Not surprisingly, all parties expressed a willingness to act against corruption once officials have been found guilty. No parties took the bait in our question and committed to suspending officials facing charges of corruption. In our view, officials like Free State MEC for Health Benny Malakoane who are facing serious charges of corruption must be suspended pending the outcome of court proceedings. Such suspensions would send a very clear message that government is serious about clamping down on corruption.
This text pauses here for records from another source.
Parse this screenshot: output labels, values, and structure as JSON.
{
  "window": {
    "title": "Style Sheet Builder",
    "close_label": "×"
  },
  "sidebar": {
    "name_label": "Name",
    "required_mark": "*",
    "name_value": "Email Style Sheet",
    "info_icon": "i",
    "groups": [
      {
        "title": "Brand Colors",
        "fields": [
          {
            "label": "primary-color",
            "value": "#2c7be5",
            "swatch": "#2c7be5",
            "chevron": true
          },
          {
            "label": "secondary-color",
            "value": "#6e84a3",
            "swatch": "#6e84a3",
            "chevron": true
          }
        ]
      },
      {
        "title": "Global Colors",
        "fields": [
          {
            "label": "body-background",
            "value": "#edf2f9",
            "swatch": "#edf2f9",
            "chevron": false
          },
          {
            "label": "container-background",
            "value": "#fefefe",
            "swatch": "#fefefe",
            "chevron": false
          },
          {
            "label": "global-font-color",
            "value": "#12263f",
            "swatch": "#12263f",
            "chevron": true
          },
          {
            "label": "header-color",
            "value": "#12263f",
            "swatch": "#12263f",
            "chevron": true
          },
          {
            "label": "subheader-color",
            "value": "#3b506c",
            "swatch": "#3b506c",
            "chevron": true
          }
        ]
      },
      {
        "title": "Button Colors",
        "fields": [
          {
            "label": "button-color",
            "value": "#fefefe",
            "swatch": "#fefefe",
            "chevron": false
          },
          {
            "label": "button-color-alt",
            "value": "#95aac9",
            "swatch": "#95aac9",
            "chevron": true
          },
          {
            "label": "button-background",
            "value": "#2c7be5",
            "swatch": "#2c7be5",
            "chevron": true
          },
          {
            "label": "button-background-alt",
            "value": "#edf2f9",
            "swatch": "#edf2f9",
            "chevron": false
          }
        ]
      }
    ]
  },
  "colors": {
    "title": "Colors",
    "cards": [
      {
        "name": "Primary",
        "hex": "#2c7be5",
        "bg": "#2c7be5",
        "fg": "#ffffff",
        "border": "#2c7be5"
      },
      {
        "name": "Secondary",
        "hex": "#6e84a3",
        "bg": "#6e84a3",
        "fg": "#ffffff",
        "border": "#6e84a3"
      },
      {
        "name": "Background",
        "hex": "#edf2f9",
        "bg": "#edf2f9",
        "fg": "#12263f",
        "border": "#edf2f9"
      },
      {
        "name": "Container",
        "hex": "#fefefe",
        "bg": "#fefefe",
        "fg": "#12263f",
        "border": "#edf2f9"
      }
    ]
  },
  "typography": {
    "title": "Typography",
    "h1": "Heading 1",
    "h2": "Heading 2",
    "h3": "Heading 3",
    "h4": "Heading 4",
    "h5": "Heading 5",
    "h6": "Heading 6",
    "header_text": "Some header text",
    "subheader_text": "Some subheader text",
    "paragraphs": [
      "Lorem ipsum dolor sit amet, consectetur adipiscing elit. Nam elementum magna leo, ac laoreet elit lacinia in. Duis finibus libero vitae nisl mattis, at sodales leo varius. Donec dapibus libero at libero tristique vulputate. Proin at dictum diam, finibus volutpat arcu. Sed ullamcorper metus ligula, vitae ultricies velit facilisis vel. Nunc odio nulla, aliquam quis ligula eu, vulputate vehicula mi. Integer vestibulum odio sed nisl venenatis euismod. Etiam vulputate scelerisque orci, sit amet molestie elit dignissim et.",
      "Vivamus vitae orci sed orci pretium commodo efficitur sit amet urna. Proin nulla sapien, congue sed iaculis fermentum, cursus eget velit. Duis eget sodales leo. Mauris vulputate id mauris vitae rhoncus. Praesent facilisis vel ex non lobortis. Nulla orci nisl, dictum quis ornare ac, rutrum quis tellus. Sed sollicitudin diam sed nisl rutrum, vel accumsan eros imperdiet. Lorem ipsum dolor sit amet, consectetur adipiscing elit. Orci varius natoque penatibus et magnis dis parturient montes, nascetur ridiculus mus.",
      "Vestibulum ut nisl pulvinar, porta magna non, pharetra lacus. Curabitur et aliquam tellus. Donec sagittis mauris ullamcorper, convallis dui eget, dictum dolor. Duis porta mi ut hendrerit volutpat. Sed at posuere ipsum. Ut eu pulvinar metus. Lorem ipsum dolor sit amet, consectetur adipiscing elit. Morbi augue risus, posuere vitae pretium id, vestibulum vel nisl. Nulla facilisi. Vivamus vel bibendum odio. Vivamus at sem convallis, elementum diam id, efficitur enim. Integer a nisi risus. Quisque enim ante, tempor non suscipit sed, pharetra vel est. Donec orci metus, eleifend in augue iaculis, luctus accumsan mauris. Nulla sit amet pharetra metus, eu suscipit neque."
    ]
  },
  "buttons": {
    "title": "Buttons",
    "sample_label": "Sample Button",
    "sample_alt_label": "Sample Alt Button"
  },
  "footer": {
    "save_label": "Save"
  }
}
In one of their responses in the governance section the ANC writes “It will continue to be the practice of the ANC in all provinces to appoint appropriately qualified, competent and committed persons as MECs of Health.” If the ANC is serious about this, then why was Sicelo Gqobana appointed MEC of Health in the Eastern Cape and Benny Malakoane as MEC of Health in the Free State? Neither of these MECs have shown the commitment or competence required to effectively serve the people of their respective provinces. Reappointment of these and other failing MECs will be an affront to people depending on the public health system. We will be watching appointments in the new administration very closely.

All the other parties also commit to only appointing suitably qualified and committed MECs of Health. Apart from the DA in the Western Cape it seems unlikely these commitments will be tested. It is nevertheless heartening to see such wide recognition for the urgent need for better leadership. We particularly note and support Azapo’s principled rejection of cadre deployment.

  1. Rejection of Protection of State Information Bill and media appeals tribunal

We find the ANC’s continued support for the Protection of State Information Bill (POSIB) and a statutory media appeals tribunal deeply disturbing. Both the bill and the tribunal will have a chilling impact not only on the media, but also on the ability of civil society organisations like the TAC to hold government to account.

We are however encouraged that all other parties who answered this question were both in favour of repealing the POSIB and against the establishment of a statutory media appeals tribunal. The TAC will support efforts to repeal the POSIB and will actively oppose the establishment of a statutory media appeals tribunal.

For any further questions contact Anele Yawa, TAC Chairperson, on 073 555 8849.